Currently, a problem for artists is the cost associated with setting up exhibitions for their AI related work. One barrier is the cost of purchasing APIs which can make running exhibitions prohibitively expensive. Bringing down the price point of APIs for artists will be a goal policy makers and companies can work towards. Another challenge is the acquiring the infrastructure needed to set up an exhibition, which can be a time-consuming affair.
Finally, an obstacle the creative arts community will have to confront are negative perceptions about AI which produce anxiety around its development. These can be fears around everything from job loss to its effective integration into industry. A bright spot is that apprehension inevitably leads to discussions about the technology which give the opportunity for misinformation to be corrected.
As the commercial sector begins to gain interest in AI assisted arts, product placement in art may become an issue meaning the public sector will have to be vigilant to preserve this burgeoning industry’s autonomy from big corporations.
For AI assisted or produced art to gain popularity, the idea of collaborative practice between AI programmers and artists must be encouraged. Regions must show that they can support and facilitate this shift by promoting things like funding opportunities and museums. They must ensure that culture remains a part of every discussion about employment and start paying for artists visits to companies to create spaces for collaboration.

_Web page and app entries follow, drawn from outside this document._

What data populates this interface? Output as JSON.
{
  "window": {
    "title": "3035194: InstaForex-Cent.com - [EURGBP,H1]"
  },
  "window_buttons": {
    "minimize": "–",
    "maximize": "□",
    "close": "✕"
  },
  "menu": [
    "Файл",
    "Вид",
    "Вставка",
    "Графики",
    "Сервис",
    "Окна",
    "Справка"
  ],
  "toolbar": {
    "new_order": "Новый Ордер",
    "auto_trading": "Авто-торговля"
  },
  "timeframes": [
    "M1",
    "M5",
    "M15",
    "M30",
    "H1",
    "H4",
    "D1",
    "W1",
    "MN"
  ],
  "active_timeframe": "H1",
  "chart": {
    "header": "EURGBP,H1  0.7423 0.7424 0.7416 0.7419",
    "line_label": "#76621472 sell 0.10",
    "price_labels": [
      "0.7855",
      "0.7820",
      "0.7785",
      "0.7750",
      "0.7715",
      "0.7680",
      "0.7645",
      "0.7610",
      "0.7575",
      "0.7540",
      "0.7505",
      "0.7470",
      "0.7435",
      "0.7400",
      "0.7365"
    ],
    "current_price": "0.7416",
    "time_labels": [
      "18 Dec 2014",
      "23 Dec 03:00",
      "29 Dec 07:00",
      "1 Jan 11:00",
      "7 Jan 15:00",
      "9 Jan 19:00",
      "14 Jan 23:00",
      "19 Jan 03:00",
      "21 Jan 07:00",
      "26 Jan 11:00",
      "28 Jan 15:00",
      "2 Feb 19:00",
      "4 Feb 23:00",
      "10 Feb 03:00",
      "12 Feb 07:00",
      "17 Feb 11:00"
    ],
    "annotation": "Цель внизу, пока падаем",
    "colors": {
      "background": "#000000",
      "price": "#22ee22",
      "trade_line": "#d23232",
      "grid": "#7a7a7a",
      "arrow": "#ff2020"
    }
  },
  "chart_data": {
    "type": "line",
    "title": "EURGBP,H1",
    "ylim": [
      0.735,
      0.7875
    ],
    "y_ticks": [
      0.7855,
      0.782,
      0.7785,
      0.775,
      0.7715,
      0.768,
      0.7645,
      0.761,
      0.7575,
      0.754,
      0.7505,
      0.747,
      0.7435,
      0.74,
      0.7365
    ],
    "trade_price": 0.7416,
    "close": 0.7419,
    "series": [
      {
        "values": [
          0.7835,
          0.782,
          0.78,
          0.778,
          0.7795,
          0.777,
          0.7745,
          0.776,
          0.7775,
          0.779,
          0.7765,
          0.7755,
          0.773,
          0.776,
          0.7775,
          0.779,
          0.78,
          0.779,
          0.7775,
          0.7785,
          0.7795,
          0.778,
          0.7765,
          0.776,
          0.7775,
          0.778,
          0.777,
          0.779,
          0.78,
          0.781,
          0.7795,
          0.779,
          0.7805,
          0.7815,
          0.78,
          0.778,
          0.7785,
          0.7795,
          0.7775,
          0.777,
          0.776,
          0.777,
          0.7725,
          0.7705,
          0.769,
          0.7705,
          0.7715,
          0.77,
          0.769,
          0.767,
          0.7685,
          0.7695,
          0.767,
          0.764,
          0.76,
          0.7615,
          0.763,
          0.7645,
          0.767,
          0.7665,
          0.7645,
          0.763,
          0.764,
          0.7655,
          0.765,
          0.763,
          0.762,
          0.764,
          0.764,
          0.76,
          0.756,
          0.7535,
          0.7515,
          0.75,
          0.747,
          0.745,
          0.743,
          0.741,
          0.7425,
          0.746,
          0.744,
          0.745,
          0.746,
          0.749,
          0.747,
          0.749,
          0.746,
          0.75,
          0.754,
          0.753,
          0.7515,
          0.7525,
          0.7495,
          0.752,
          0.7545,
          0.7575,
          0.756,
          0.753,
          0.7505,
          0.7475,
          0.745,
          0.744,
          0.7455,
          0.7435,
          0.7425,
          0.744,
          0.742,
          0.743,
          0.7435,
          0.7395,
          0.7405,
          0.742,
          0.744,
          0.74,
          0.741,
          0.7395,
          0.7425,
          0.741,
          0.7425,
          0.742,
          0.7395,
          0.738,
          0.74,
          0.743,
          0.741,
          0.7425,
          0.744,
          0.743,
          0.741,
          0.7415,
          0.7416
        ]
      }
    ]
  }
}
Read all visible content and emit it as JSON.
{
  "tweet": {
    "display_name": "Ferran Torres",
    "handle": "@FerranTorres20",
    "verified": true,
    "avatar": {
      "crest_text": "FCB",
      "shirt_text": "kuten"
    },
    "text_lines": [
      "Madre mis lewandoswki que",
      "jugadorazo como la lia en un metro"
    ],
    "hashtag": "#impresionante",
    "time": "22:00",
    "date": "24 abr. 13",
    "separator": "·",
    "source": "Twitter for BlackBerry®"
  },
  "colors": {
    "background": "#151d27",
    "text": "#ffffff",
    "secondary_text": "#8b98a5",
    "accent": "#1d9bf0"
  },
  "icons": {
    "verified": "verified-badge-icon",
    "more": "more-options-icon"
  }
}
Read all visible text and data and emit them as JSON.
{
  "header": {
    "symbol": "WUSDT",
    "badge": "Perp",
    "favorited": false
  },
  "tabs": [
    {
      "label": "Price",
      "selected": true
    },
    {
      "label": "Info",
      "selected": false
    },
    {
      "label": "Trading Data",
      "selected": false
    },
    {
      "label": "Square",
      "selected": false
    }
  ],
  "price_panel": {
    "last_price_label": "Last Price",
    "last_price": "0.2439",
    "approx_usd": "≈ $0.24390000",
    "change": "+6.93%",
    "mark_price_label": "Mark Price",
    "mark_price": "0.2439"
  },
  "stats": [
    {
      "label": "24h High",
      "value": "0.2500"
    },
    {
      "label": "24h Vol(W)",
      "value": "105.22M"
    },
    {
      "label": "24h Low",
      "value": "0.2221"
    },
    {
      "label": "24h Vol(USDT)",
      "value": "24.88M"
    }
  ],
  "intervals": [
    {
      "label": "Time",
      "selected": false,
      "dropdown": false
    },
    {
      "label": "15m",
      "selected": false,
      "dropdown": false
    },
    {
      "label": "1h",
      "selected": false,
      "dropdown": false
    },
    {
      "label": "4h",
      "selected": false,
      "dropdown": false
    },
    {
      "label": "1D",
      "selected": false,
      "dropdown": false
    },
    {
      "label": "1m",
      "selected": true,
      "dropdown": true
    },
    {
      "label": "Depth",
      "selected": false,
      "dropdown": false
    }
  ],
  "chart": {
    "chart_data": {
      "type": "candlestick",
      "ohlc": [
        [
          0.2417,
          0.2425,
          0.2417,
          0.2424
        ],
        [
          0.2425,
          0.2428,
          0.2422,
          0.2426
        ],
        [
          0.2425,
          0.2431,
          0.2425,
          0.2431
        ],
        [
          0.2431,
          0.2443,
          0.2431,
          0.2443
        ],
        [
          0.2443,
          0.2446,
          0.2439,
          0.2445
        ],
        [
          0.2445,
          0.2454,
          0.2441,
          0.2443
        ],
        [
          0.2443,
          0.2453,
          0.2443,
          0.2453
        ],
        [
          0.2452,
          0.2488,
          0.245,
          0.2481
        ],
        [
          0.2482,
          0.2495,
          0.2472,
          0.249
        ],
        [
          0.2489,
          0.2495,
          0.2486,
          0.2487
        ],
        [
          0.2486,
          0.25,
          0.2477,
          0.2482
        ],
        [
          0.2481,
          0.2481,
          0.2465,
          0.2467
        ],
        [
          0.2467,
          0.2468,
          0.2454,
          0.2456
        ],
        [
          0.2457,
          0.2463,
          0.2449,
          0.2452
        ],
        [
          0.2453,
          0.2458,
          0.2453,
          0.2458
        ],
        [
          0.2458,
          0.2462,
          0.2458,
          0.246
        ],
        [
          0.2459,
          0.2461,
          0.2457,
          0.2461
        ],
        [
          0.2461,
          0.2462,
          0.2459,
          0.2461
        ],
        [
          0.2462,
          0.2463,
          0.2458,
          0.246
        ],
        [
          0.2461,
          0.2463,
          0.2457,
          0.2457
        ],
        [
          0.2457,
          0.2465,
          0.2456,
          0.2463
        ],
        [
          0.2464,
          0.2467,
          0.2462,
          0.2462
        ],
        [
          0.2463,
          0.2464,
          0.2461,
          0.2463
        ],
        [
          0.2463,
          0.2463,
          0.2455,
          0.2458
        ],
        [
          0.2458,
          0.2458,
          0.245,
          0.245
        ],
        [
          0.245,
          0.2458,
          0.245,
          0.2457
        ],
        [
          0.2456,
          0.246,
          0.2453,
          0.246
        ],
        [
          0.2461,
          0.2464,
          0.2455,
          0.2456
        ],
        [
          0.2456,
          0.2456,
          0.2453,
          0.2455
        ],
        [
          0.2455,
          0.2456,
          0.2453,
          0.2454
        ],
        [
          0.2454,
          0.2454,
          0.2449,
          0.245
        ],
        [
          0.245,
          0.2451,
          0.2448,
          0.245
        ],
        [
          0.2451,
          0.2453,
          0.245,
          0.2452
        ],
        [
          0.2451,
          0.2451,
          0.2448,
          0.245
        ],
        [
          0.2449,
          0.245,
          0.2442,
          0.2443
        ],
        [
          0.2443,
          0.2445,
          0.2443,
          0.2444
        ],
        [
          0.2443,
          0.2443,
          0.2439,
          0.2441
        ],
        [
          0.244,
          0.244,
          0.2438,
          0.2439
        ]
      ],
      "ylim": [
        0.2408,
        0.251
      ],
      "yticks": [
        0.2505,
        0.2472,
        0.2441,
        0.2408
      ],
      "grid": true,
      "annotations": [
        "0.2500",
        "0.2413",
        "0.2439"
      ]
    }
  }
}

One start in this area is the STARTS initiative – Innovation at the nexus of Science, Technology, and the ARTS from the European Commission in DG EAC and DG REGIO. Contributors also recommended that to inspire artists to take part in AI assisted art, regions reconnect pieces of art with their original surroundings.
Ms. Heid also affirmed her belief that the creative arts industry can be at the centre of an inclusive and sustainable Europe. Art and culture is the heartbeat of regions, reflecting the hopes and fears of society. With their fingers on its pulse, artists can respond to its insecurities. This knowledge enables artists to help forge a European identity through culture and education. Therefore, it is important for artists to pay attention to and remain informed about societal changes.